The 54 Massachusetts Infantry, as is well known, came into being as the result of several years of agitation by notable abolitionist figures, including Frederick Douglass, to allow Blacks to serve in the war ("Men of Color, To Arms!"), and through the leadership of Massachusetts' White abolitionist governor, John A. Andrew, who felt that Blacks should be allowed to fight and die for their freedom. In 1863, the year President Abraham Lincoln signed the Emancipation Proclamation, Andrew, after gaining approval from War Secretary Edward Stanton to organize regiments that could "include persons of African descent. . .", selected the White officers for the company from his state's richest and most prominent abolitionist families, with 25-year-old Col. Robert Gould Shaw serving as the company's commander, and enlisted prominent free Blacks such as Douglass, William Wells Brown and Lewis Hayden to field Black infantrymen. The 100 soldiers who'd signed up just six weeks after the training camp opened at Ft. Meigs in Readville Massachusetts comprised free Blacks and former slaves; 47 alone came from the small Black population (4,500 in 1863) of Massachusetts. Two of Frederick Douglass's sons, Charles and Lewis (at right, courtesy of the Moorland-Spingarn Research Center, Howard University) and one of Sojourner Truth's grandsons were among them.

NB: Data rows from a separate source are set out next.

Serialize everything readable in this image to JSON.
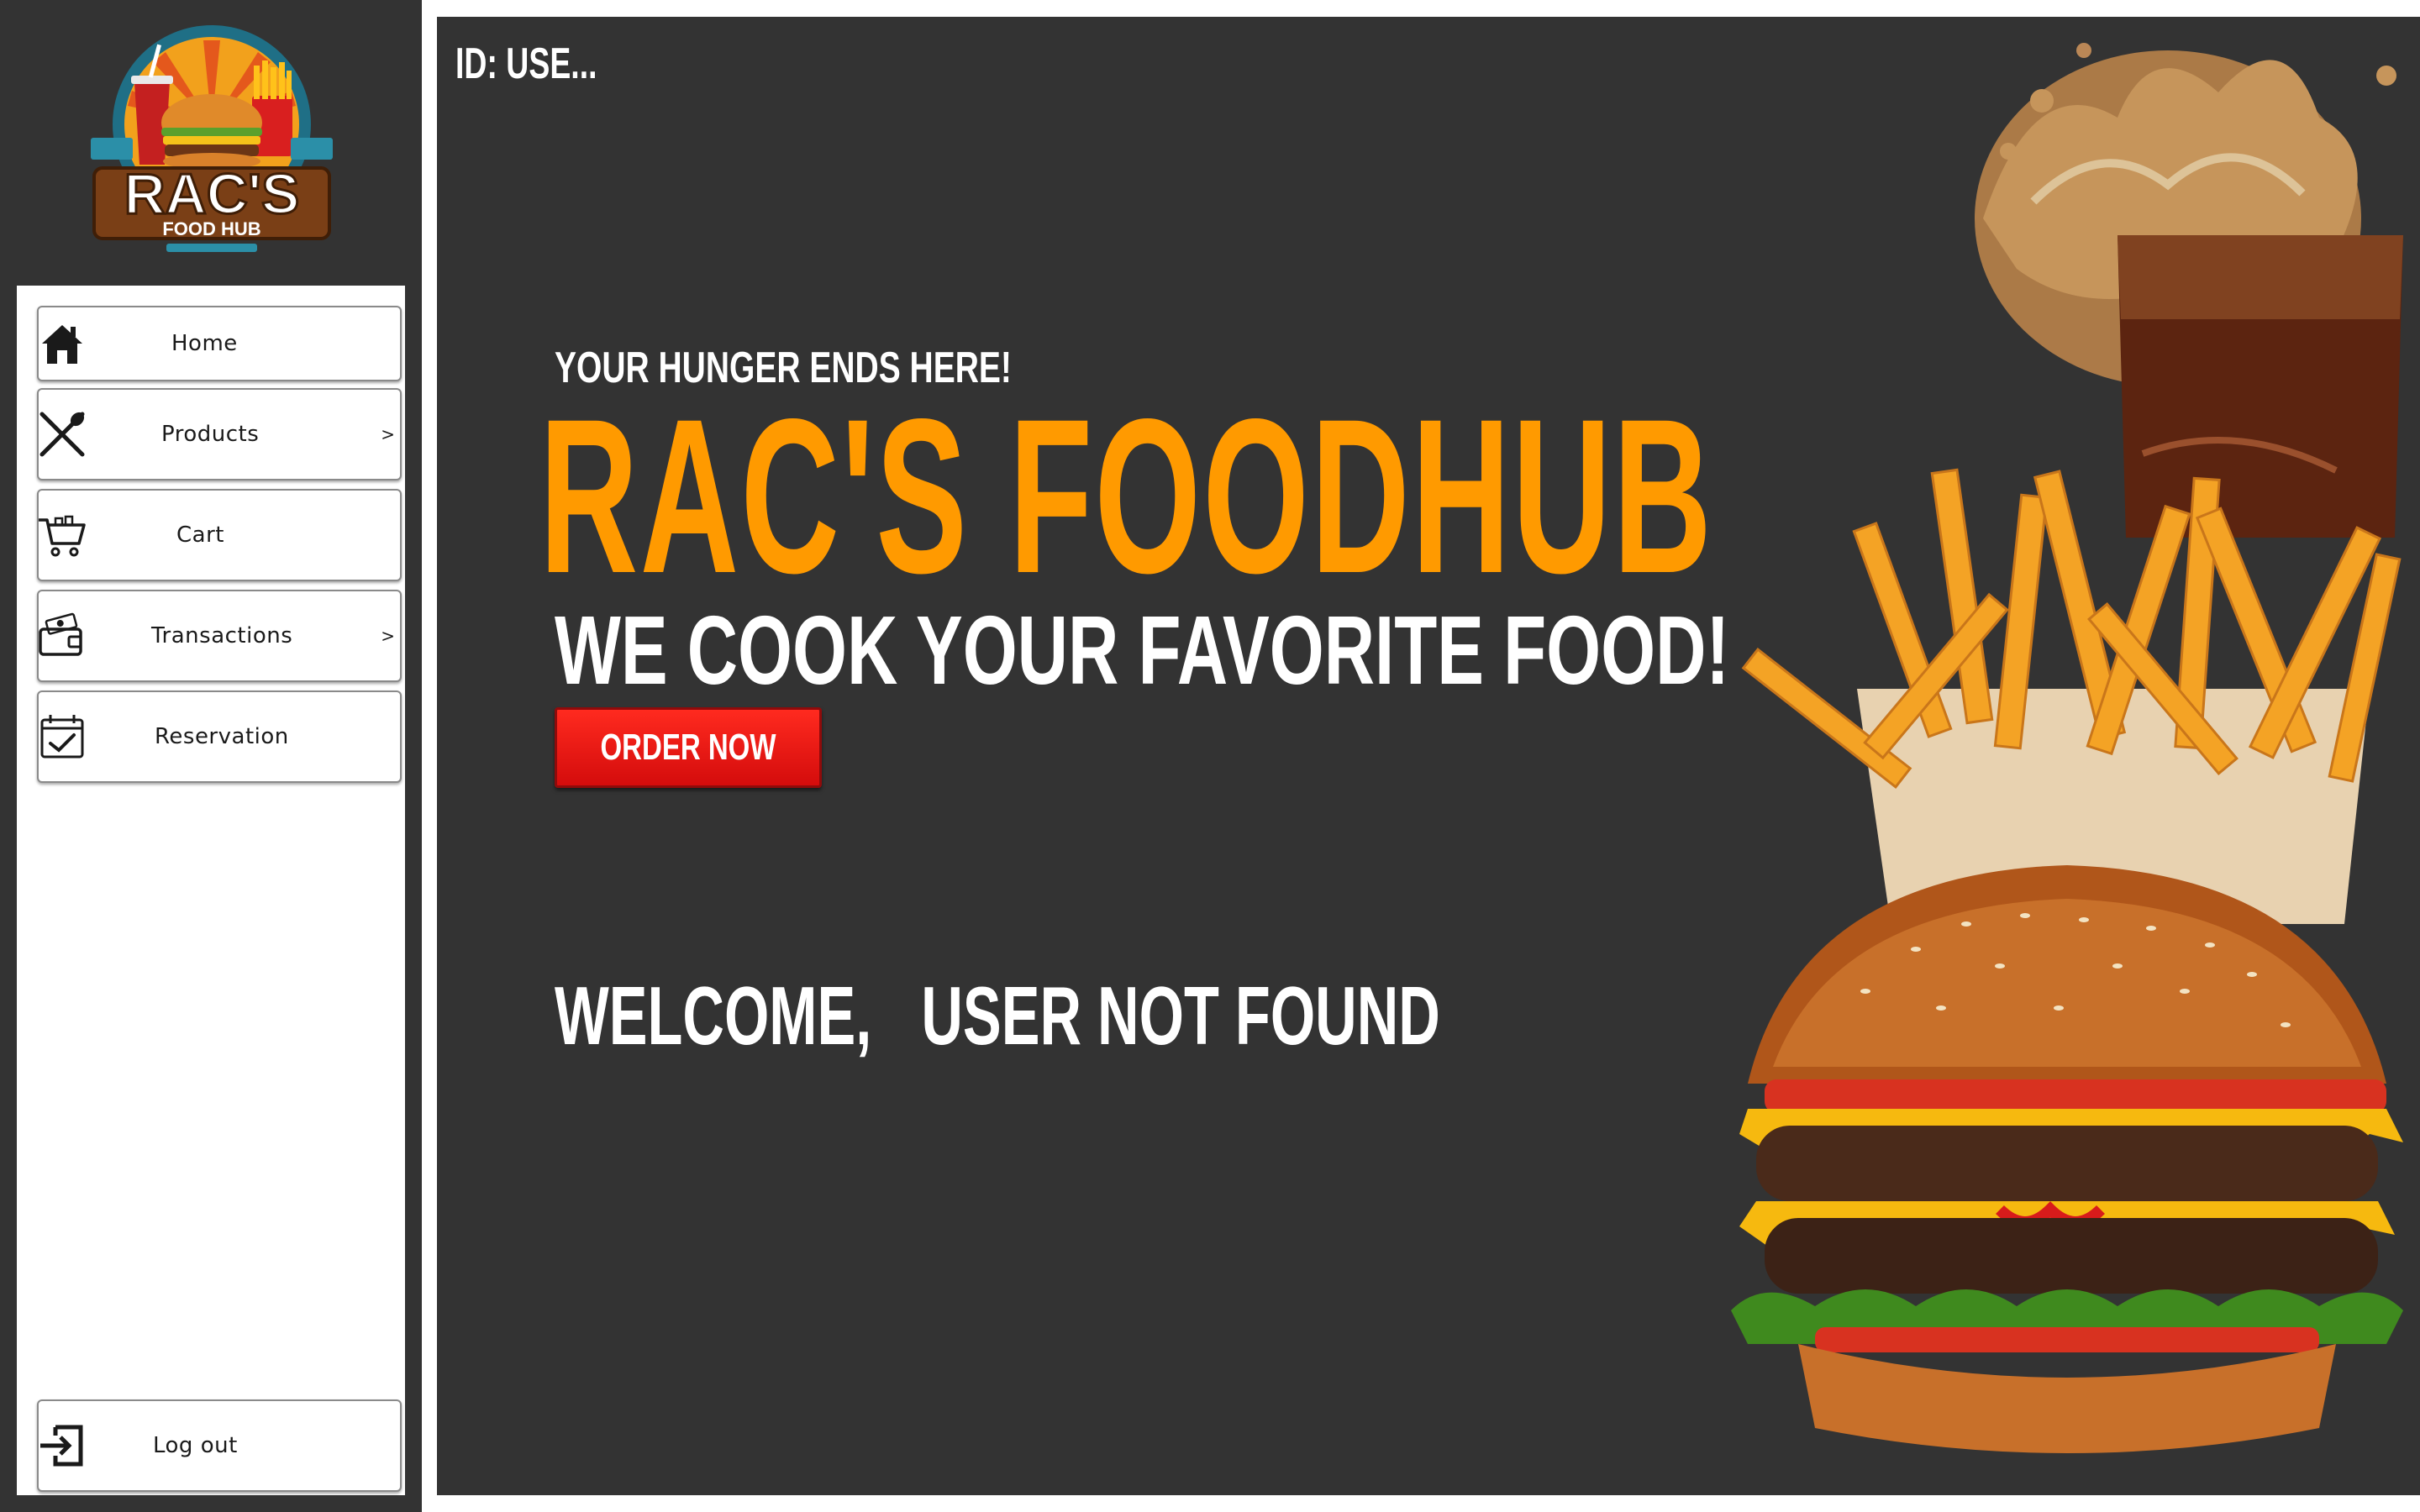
{
  "app": {
    "logo_text": "RAC'S",
    "logo_subtext": "FOOD HUB"
  },
  "sidebar": {
    "items": [
      {
        "label": "Home",
        "icon": "home-icon",
        "has_submenu": false
      },
      {
        "label": "Products",
        "icon": "fork-spoon-icon",
        "has_submenu": true
      },
      {
        "label": "Cart",
        "icon": "cart-icon",
        "has_submenu": false
      },
      {
        "label": "Transactions",
        "icon": "wallet-icon",
        "has_submenu": true
      },
      {
        "label": "Reservation",
        "icon": "calendar-check-icon",
        "has_submenu": false
      }
    ],
    "submenu_indicator": ">",
    "logout": {
      "label": "Log out",
      "icon": "logout-icon"
    }
  },
  "main": {
    "user_id": "ID: USE...",
    "tagline": "YOUR HUNGER ENDS HERE!",
    "brand_title": "RAC'S FOODHUB",
    "subtitle": "WE COOK YOUR FAVORITE FOOD!",
    "order_button": "ORDER NOW",
    "welcome_prefix": "WELCOME,",
    "welcome_user": "USER NOT FOUND"
  },
  "colors": {
    "background": "#333333",
    "accent": "#ff9a00",
    "order_button": "#e51515",
    "panel": "#ffffff"
  }
}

There was considerable public and political opposition to and disbelief in the idea of an armed, Black Union company (as well as a fear about enlisting escaped slaves in the battle), and considerable doubt then as now about Black people's ability even to function at the level required to be soldiers, so the regiment's White and Black supporters strove to ensure that the the men were properly funded, accoutered, implemented and trained. They knew that any problems would be used as an excuse to prevent further Black regiments. The 54th Massachusetts passed its first test on July 16, 1863, when it participated with the White troops of the 10th Connectictut Infantry in repelling an attack on James Island, South Carolina. The soldiers' bravery and fearlessness impressed numerous critics, including skeptical White Army generals. Its most famous moment came soon thereafter, on July 18, 1863, when Shaw chose to have the regiment lead the assault on Fort Wagner, a Confederate installation on Charleston's Morris Island. One of Shaw's best remembered statements was his address to his company before launching their charge: "I want you to prove yourselves. The eyes of thousands will look on what you do tonight."

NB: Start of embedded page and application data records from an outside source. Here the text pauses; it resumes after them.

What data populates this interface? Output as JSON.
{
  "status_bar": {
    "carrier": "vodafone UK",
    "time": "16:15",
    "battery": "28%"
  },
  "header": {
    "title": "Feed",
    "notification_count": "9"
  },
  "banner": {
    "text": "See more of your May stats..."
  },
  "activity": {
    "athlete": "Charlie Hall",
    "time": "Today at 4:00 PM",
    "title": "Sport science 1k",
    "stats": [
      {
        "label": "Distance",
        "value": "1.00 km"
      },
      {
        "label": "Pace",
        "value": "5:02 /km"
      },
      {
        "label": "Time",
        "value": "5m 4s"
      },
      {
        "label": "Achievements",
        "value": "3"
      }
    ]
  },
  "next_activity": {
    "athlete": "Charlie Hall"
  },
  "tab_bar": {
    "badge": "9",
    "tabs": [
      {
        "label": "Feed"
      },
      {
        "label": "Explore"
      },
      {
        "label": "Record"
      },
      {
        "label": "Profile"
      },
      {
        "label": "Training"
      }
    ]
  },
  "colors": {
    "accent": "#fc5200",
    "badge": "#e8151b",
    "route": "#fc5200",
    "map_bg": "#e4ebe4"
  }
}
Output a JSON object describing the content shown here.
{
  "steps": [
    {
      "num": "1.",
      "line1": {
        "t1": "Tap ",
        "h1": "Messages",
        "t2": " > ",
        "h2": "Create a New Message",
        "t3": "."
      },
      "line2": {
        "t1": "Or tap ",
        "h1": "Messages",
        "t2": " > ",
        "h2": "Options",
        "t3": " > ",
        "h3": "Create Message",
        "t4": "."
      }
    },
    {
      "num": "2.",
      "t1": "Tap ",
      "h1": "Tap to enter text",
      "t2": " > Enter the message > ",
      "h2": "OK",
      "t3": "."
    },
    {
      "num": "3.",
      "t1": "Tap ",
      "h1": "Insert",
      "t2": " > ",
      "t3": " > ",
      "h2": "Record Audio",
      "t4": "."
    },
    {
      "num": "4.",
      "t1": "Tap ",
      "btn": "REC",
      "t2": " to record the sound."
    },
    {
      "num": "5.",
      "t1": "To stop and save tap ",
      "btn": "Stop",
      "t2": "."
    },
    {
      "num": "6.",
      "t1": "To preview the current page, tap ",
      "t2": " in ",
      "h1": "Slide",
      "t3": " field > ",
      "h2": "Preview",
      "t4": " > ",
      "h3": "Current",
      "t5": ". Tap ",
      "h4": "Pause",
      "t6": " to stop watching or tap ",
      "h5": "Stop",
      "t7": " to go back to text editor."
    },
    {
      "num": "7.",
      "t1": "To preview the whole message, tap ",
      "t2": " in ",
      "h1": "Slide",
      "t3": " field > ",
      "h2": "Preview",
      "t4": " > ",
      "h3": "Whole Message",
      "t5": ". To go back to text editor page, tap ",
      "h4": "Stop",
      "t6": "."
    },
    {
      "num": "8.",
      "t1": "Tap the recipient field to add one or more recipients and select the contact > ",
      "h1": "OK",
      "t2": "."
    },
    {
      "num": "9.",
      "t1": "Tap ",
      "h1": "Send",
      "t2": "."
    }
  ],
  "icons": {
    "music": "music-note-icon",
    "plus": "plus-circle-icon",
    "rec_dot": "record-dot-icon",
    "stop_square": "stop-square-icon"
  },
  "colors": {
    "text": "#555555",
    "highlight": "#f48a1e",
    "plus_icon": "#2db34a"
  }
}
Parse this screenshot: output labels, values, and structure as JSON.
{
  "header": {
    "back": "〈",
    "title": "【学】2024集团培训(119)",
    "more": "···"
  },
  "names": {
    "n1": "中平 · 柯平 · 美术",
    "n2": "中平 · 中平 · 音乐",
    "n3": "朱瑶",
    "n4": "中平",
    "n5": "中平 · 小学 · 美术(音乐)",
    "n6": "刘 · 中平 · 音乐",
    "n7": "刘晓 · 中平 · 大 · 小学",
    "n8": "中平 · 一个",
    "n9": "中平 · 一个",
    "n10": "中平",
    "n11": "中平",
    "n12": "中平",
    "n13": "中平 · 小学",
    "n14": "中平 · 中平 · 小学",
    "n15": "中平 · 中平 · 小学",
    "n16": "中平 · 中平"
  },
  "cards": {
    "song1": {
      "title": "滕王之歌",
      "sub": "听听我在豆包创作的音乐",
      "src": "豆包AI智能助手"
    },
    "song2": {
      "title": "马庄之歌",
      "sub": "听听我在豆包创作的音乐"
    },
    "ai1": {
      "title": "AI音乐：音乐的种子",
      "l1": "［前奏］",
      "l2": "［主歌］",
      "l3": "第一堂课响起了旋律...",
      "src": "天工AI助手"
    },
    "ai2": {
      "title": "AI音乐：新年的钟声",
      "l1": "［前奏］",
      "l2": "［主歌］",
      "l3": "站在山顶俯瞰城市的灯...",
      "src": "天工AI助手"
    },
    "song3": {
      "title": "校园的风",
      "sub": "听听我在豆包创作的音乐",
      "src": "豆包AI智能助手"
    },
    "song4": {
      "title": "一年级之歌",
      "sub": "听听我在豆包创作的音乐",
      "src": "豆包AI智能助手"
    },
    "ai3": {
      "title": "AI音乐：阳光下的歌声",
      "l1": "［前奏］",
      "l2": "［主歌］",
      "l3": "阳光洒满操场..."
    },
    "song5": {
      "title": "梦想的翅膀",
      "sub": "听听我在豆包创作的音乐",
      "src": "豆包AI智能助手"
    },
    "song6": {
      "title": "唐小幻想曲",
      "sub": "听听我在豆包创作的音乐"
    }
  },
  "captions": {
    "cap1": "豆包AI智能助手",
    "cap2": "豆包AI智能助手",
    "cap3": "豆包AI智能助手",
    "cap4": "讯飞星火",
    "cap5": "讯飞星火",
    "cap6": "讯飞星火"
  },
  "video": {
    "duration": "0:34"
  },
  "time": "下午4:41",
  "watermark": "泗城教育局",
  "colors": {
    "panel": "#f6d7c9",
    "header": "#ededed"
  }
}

250 troops, including members of the 54 Massachusetts regiment and its commander, Shaw, died during or as a result of the assault, but the survivors participated in the eventual capture of Fort Wagner. Sgt. William H. Carney (pictured at left) became the first African American to win the Medal of Honor for his valor and patriotism in the battle. The infantry company subsequently fought throughout the final two years of the war at Olustee, Florida (with the 35th Colored Regiment), and at Honey Hill and Boykin's Mills, both in South Carolina.
Their exemplary fortitude and bravery on the beaches at Fort Wagner and their subsequent successes (despite being paid less than White troops) paved the way for the enlistment of more than 200,000 Black soldiers and sailors throughout the remaining years of the conflict. I've always considered the 54th Massachusetts Infantrymen, and all of the other Black Union military servicepeople, among the most heroic figures in our nation's history; as with their predecessors in the French-Indian and Revolutionary Wars, and their heirs in subsequent wars (before Vietnam), they served despite widespread societal hostility, terrible odds, and appalling circumstances that many White soldiers would or could not condone. And if they were captured, most knew they faced certain death at the hands of Confederate troops or marauders. (Eerily enough, a 2004 Guardian UK report on the insurgents-resistors in Iraq noted that they took special pleasure in killing Black American and British troops, whose presence on their soil they considered to be a particularly serious offense.) Still, an extraordinary number of men (and women) did serve in the Civil War--they literally were fighting for their freedom--and for their vision, courage and leadership, and for all similar freedom fighters in our history, I offer this tribute today.